Yesterday I skimmed through my personal journal since Kevin died. I didn’t have time to look back through Facebook posts or Pinterest captures, but that will be coming, as I explore how I have changed, and how my focus on life has changed in the past year+. So far; I know there is more to come. One quick observation was that I wrote a LOT more often at the beginning of my grieving season than later. And I’m so glad I did. As I’ve been thinking about “emptying my cup” (see blog last week), I realized that writing in my journal was a way of letting go of all the thoughts I had running around in that zone called the Neutral Zone when one is in the midst of a significant change like this.
He left this earth on November 23 just before midnight. I cried all of December and lost 17# (which I have gained back, and then some). I went back to work two weeks later, on December 9, which in retrospect, I see was way too soon. I should have taken a month or two, just to sleep and let out the tears and handle the paperwork. I ran away once but came back the same day. In January, I attacked the house. I started repainted everything, took down Kevin’s dead animals and Redlin hunting prints, and related items. It was January 23, two months to the day, that I noted it was the first day I hadn’t cried. It took me another few months to nearly finish the “reclaiming” of the house, with new appliances and changing out some furniture. It was July before I had help from my sister Peggy to repair the hole I put in the wall of the guest bedroom…I didn’t punch the wall, I ripped off a shelf back in December.
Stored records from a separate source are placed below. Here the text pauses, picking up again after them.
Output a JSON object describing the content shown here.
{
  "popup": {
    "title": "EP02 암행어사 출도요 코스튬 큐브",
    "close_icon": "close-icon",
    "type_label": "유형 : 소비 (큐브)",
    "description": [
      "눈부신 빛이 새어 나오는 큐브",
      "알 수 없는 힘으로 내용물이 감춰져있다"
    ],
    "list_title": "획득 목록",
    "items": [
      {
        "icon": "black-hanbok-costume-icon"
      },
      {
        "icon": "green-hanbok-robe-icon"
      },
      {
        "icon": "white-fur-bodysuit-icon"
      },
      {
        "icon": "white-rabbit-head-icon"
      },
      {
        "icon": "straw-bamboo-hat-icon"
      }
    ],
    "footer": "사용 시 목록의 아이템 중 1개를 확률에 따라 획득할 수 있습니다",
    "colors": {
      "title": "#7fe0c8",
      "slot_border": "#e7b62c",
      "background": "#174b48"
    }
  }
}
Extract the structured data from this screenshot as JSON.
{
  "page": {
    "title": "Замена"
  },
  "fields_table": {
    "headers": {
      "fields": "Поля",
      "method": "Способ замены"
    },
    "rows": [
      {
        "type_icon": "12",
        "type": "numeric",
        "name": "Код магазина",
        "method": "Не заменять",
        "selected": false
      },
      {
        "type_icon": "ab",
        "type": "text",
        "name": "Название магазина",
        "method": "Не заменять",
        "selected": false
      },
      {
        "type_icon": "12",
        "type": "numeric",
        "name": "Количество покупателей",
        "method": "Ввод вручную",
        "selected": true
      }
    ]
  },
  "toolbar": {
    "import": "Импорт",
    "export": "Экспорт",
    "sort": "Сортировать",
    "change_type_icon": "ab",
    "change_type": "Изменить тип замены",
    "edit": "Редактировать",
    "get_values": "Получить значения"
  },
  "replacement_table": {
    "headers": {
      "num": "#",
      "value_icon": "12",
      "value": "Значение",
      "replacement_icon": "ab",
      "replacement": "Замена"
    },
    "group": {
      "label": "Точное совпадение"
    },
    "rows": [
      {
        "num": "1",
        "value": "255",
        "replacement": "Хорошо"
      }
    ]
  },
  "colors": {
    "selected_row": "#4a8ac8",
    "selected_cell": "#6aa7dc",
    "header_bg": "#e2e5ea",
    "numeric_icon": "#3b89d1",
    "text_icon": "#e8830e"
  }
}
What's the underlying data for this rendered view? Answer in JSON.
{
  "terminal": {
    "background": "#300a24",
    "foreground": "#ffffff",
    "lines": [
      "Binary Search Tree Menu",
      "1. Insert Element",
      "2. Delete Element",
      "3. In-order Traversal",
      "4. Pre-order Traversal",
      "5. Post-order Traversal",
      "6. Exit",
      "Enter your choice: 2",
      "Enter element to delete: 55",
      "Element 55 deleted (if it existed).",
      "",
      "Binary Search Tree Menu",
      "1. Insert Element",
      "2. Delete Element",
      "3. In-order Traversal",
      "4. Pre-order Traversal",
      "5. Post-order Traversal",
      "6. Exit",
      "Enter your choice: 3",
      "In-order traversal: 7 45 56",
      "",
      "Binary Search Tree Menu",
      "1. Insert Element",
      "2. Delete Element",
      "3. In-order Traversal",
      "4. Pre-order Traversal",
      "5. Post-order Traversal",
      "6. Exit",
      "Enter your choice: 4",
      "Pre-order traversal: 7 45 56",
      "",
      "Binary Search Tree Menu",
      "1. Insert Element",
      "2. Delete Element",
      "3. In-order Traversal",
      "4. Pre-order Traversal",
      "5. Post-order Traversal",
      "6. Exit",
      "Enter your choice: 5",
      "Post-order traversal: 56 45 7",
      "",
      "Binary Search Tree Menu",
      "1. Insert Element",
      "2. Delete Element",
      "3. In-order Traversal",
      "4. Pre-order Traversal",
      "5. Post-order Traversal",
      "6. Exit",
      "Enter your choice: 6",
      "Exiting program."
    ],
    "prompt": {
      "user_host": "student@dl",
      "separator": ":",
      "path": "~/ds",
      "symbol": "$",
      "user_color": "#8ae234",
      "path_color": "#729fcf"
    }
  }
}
In February I had one three-day crying streak. That’s when I sought counseling and group support and an online life coach. (That’s me – all or nothing.) In March I held a vision board workshop in my dining room, trying to force myself to gather some clarity about the future. Called in sick to work a few times because I wasn’t sleeping and was crying A LOT. I noted that I felt like I was in free-fall. Looking back, it seems that the shock had worn off and I was beginning to feel my feelings then. It’s important to know I wasn’t alone during this time. I had company in December for the holidays, January, March, April, and May. And I went to Minnesota in April for a wedding and to Ohio in May for a siblings/birthday get-together. By mid-April, I was thinking of quitting work since a request for an adjusted work schedule was not to be. I cleaned out Kevin’s clothes and put his bike and boat for sale.
In June, people at work complained about me. I had become intolerant of the smallest indiscretions or errors, and first-class bitchy over the big issues. I tried motorcycle therapy but it was no fun and I thought about selling the bike. I started anti-depressants. The sleep deprivation had caught up to me, and I couldn’t go on crying forever. I didn’t even like my own company. Immediate relief! I slept all night long for the first time in months. I noticed I started writing “about” Kevin instead of “to” him in the journaling. I was now thinking of a leave of absence at work instead of quitting.
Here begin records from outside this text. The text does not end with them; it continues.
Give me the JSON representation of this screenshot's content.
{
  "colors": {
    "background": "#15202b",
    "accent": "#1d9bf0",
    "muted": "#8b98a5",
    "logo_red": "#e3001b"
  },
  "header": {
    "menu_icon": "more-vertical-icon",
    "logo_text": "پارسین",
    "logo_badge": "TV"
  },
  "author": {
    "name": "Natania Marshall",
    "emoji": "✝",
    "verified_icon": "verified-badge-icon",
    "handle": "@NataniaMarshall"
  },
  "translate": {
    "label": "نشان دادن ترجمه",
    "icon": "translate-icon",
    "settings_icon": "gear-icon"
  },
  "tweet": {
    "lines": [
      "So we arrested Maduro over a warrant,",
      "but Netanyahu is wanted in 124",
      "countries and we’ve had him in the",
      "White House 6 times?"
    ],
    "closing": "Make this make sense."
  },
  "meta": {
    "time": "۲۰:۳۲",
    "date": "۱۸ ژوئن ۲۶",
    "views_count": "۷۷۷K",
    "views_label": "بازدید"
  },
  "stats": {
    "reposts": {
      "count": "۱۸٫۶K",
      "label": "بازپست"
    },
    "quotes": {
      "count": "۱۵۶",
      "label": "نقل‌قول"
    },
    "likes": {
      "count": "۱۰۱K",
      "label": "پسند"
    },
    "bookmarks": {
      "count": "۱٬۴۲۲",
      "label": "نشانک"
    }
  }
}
In July I spent some time back up in my Diva Den, painting and crafting. I created a Get-a-Life Tree of leisure activities I used to enjoy and made plans to try some of them again. I watched complete movies and read entire books instead of just pages. I continued the updates in the house, and Peggy fixed the hole in the wall. She came here, and I went to her house also. In August I was ready for a vacation and rode my motorcycle again. I noted I was feeling more like me again. It was now I started thinking about writing a book on the grieving experience. But for some reason, I also started worrying about money, and I thought about moving. September I met with a realtor about selling the house, but had out-of-state work trips to Minnesota and Seattle, and made a side trip to Los Angeles, so no time to decide.
Feeling like I was capable of making good decisions again, I gave notice at my job in October, started my blog, and at the one-year anniversary of Kevin’s passing, I began my personal sabbatical. In December I was finally able to catch up on my sleep and get comfortable being in my house, just me (and the dogs). I visited the kids for the holidays, and when I returned to Virginia, I knew I was home. I didn’t want to leave anymore. I started reading a book a day, cooking for myself, and making plans for the coming year. On January 4, I wrote that I was “feeling good, optimistic, interested, and open.”
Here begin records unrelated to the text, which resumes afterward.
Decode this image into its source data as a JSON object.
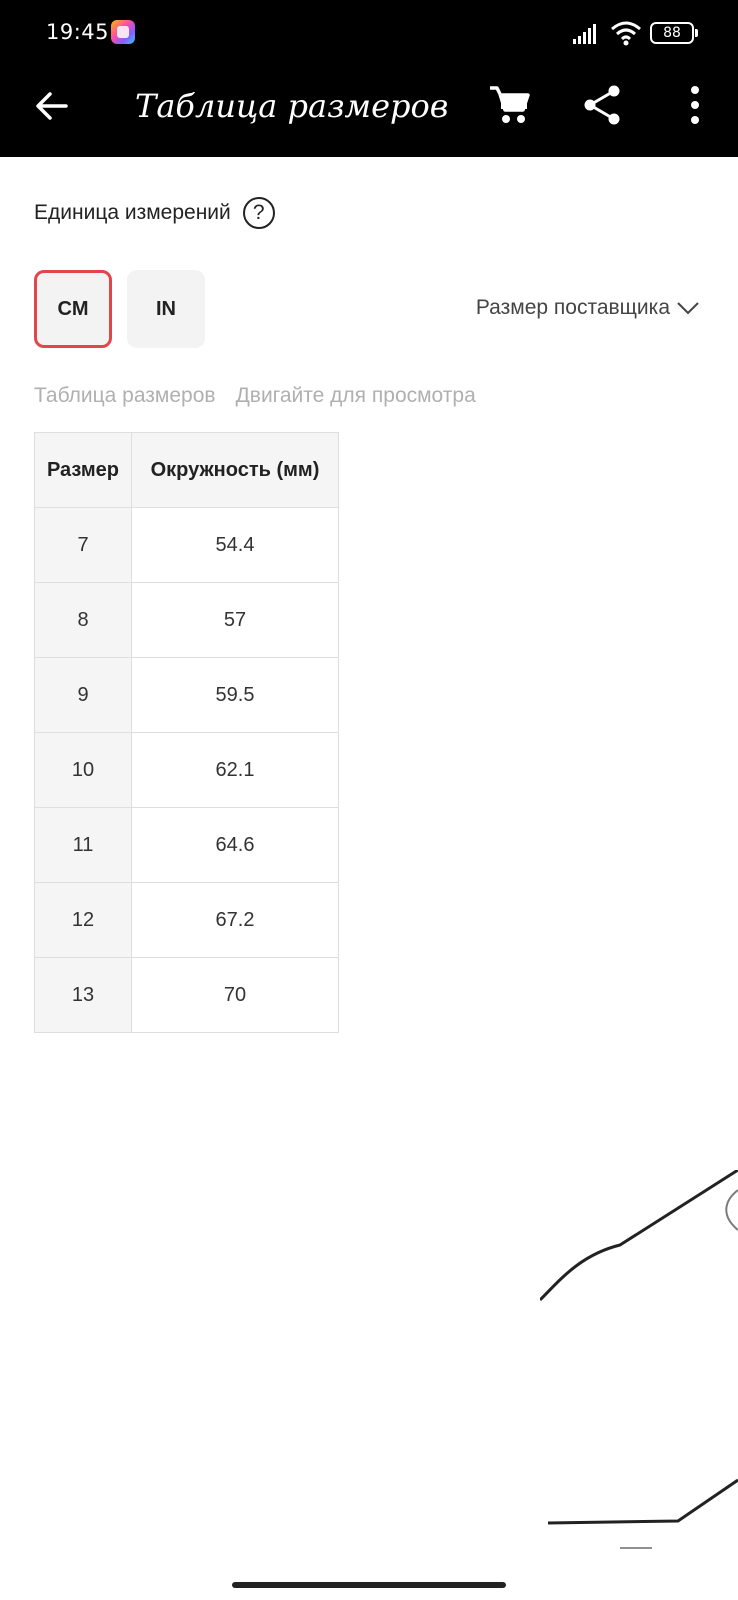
{
  "status_bar": {
    "time": "19:45",
    "battery": "88",
    "icons": [
      "app-badge-icon",
      "signal-icon",
      "wifi-icon",
      "battery-icon"
    ]
  },
  "app_bar": {
    "title": "Таблица размеров",
    "icons": [
      "back-arrow-icon",
      "cart-icon",
      "share-icon",
      "more-vert-icon"
    ]
  },
  "unit": {
    "label": "Единица измерений",
    "help_symbol": "?",
    "options": [
      "CM",
      "IN"
    ],
    "selected": "CM",
    "accent_color": "#e0464c"
  },
  "supplier": {
    "label": "Размер поставщика"
  },
  "hints": {
    "table_label": "Таблица размеров",
    "scroll_hint": "Двигайте для просмотра"
  },
  "table": {
    "headers": [
      "Размер",
      "Окружность (мм)"
    ],
    "rows": [
      [
        "7",
        "54.4"
      ],
      [
        "8",
        "57"
      ],
      [
        "9",
        "59.5"
      ],
      [
        "10",
        "62.1"
      ],
      [
        "11",
        "64.6"
      ],
      [
        "12",
        "67.2"
      ],
      [
        "13",
        "70"
      ]
    ]
  }
}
It was a long way into the depths of my grieving, but I am clearly well on my way out now. I have the occasional sad moments still, but I can think of other things besides him and us and poor me. I still tell him about my day, and include him in my prayers, and ask him for advice. It appears I have survived the worst of it, and yes, I know I’m not totally through the weeds or out of the woods yet. I am still wandering but definitely am not lost.